Why study history? Because it can save us from democratic collapse.Roundup
tags: education, democracy, history, academia
John Jeffries Martin is professor and chair of history at Duke University, currently writing a book on apocalypticism and modernity in 16th-century Europe and the Mediterranean.
Democracy is under attack. Not only are our major institutions, Congress and the courts, failing to hold a lawless president in check, our electoral system — hammered by Citizens United, rampant gerrymandering, voter suppression and now Russian interference — is crumbling, too.
And democracy is under attack elsewhere, too. From Vladimir Putin in Russia and Recep Tayyip Erdogan in Turkey to Rodrigo Duterte in the Philippines and Jair Bolsonaro in Brazil, the epidemic is global.
How can we fight this threat to democracy? We can study history. If we can excavate the forces that threaten and invigorate democratic institutions, then history can do much to help us weather the present crisis, both in the United States and abroad. Over the past 500 years, historical thinking has advanced, expanded and reinvigorated democracy. Why? In part because it identifies the institutions that protect democratic systems. But it also emboldens people to stand up for their values.
One of the core lessons of history is that each of us, no matter what our social status or our race or our gender, make history. Each of us has a role, both individually and collectively, to play in preserving liberty and democracy.

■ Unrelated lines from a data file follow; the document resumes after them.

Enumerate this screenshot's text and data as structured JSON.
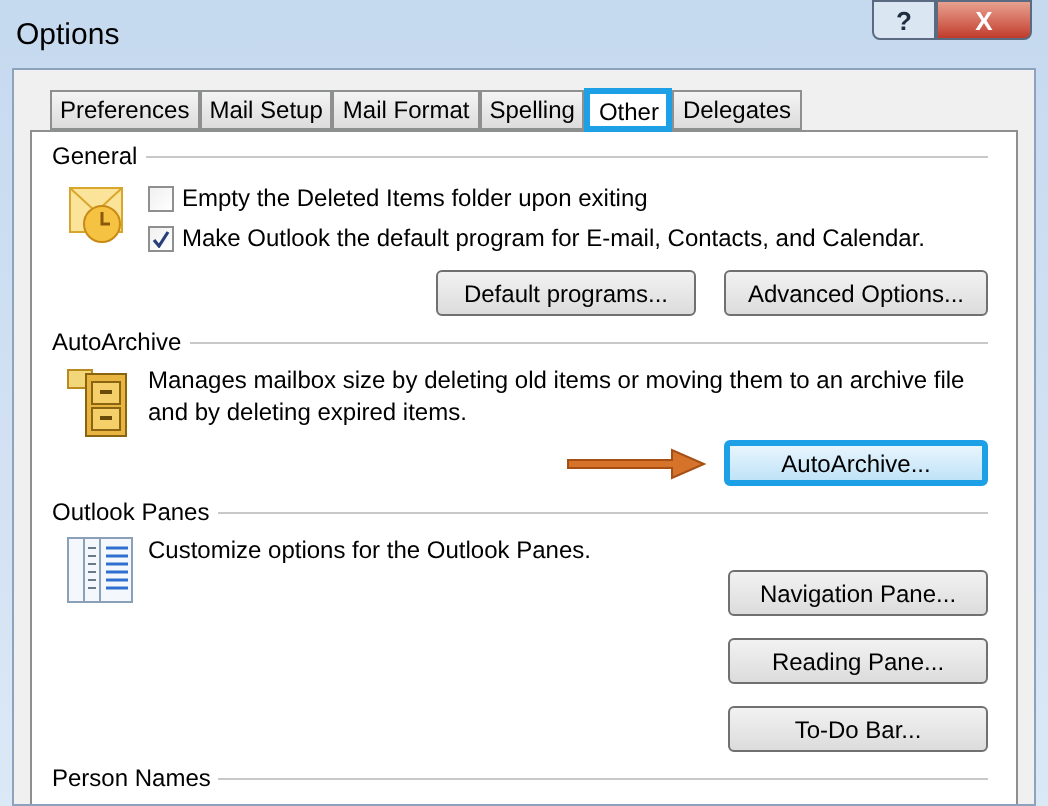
{
  "window": {
    "title": "Options",
    "title_buttons": [
      "?",
      "X"
    ]
  },
  "tabs": [
    {
      "label": "Preferences",
      "selected": false,
      "highlighted": false
    },
    {
      "label": "Mail Setup",
      "selected": false,
      "highlighted": false
    },
    {
      "label": "Mail Format",
      "selected": false,
      "highlighted": false
    },
    {
      "label": "Spelling",
      "selected": false,
      "highlighted": false
    },
    {
      "label": "Other",
      "selected": true,
      "highlighted": true
    },
    {
      "label": "Delegates",
      "selected": false,
      "highlighted": false
    }
  ],
  "sections": [
    {
      "heading": "General",
      "kind": "general",
      "checkboxes": [
        {
          "label": "Empty the Deleted Items folder upon exiting",
          "checked": false
        },
        {
          "label": "Make Outlook the default program for E-mail, Contacts, and Calendar.",
          "checked": true
        }
      ],
      "buttons": [
        {
          "label": "Default programs...",
          "highlighted": false,
          "arrow": false
        },
        {
          "label": "Advanced Options...",
          "highlighted": false,
          "arrow": false
        }
      ]
    },
    {
      "heading": "AutoArchive",
      "kind": "archive",
      "description": "Manages mailbox size by deleting old items or moving them to an archive file and by deleting expired items.",
      "buttons": [
        {
          "label": "AutoArchive...",
          "highlighted": true,
          "arrow": true
        }
      ]
    },
    {
      "heading": "Outlook Panes",
      "kind": "panes",
      "description": "Customize options for the Outlook Panes.",
      "buttons": [
        {
          "label": "Navigation Pane...",
          "highlighted": false,
          "arrow": false
        },
        {
          "label": "Reading Pane...",
          "highlighted": false,
          "arrow": false
        },
        {
          "label": "To-Do Bar...",
          "highlighted": false,
          "arrow": false
        }
      ]
    },
    {
      "heading": "Person Names",
      "kind": "heading"
    }
  ]
}
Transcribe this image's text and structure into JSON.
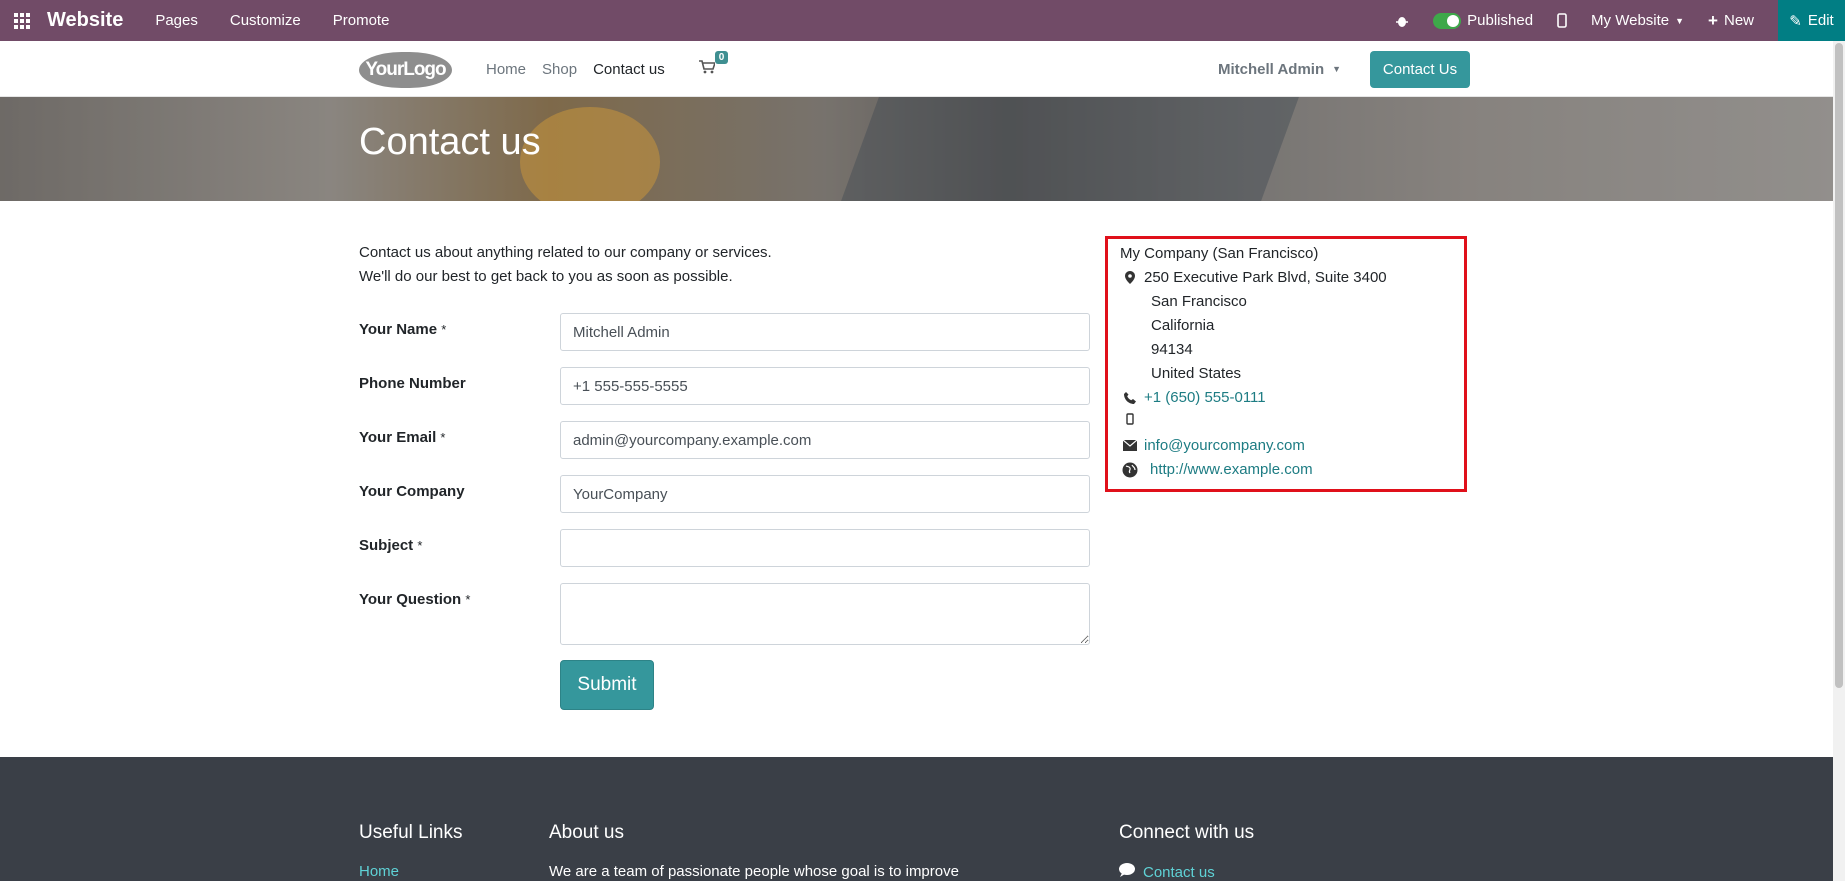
{
  "topbar": {
    "app_name": "Website",
    "menus": [
      "Pages",
      "Customize",
      "Promote"
    ],
    "published_label": "Published",
    "website_label": "My Website",
    "new_label": "New",
    "edit_label": "Edit",
    "bg_color": "#714B67"
  },
  "nav": {
    "logo_text": "YourLogo",
    "links": [
      "Home",
      "Shop",
      "Contact us"
    ],
    "active_link": "Contact us",
    "cart_count": "0",
    "user_name": "Mitchell Admin",
    "contact_button": "Contact Us"
  },
  "banner": {
    "title": "Contact us"
  },
  "form": {
    "intro_line1": "Contact us about anything related to our company or services.",
    "intro_line2": "We'll do our best to get back to you as soon as possible.",
    "fields": [
      {
        "label": "Your Name",
        "required": "*",
        "value": "Mitchell Admin"
      },
      {
        "label": "Phone Number",
        "required": "",
        "value": "+1 555-555-5555"
      },
      {
        "label": "Your Email",
        "required": "*",
        "value": "admin@yourcompany.example.com"
      },
      {
        "label": "Your Company",
        "required": "",
        "value": "YourCompany"
      },
      {
        "label": "Subject",
        "required": "*",
        "value": ""
      },
      {
        "label": "Your Question",
        "required": "*",
        "value": ""
      }
    ],
    "submit_label": "Submit"
  },
  "company": {
    "name": "My Company (San Francisco)",
    "street": "250 Executive Park Blvd, Suite 3400",
    "city": "San Francisco",
    "state": "California",
    "zip": "94134",
    "country": "United States",
    "phone": "+1 (650) 555-0111",
    "email": "info@yourcompany.com",
    "website": "http://www.example.com"
  },
  "footer": {
    "useful_links_title": "Useful Links",
    "about_title": "About us",
    "connect_title": "Connect with us",
    "home_link": "Home",
    "about_text": "We are a team of passionate people whose goal is to improve",
    "contact_link": "Contact us"
  }
}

There is nothing new about this approach. In 1512, Niccolò Machiavelli witnessed the collapse of the Florentine Republic. A prominent government official, Machiavelli was imprisoned, tortured and exiled. Then, over the next few years, he and a number of other humanists, all concerned by the shifts toward far more restrictive forms of political power, came together to consider how to preserve republican forms of government. Machiavelli outlined his solution in his “Discourses on the First Ten Decades of Livy.” Through his careful study of history, he discovered that the Romans had preserved their republic only as long as power was not absorbed into a single institution. Roman liberty, Machiavelli argued, depended upon a “mixed government,” a system of checks and balances.
comments powered by Disqus
- New Evidence on the US Response to Decolonization in Indonesia, Southeast Asia
- The Transcontinental Railroad, African Americans and the California Dream
- The 50th Anniversary of Warren Burger's Appointment as Chief Supreme Court Justice
- House Democrats, With Pelosi’s Support, Will Consider a Commission on Reparations
- The House Hearing on Slavery Reparations Is Part of a Long History. Here's What to Know on the Idea's Tireless Early Advocates
- Mary Fulbrook Wins Wolfson History Prize 2019 for Revelatory Holocaust Study Reckonings
- Trump and the Changing Power of the Presidency with William Howell
- Historian and Civil Rights Activist Paul Gaston Dies at 91
- How Accurate is HBO's Chernobyl? Experts Weigh In
- Anthony Price, British author of thrillers with deep links to history, dies at 90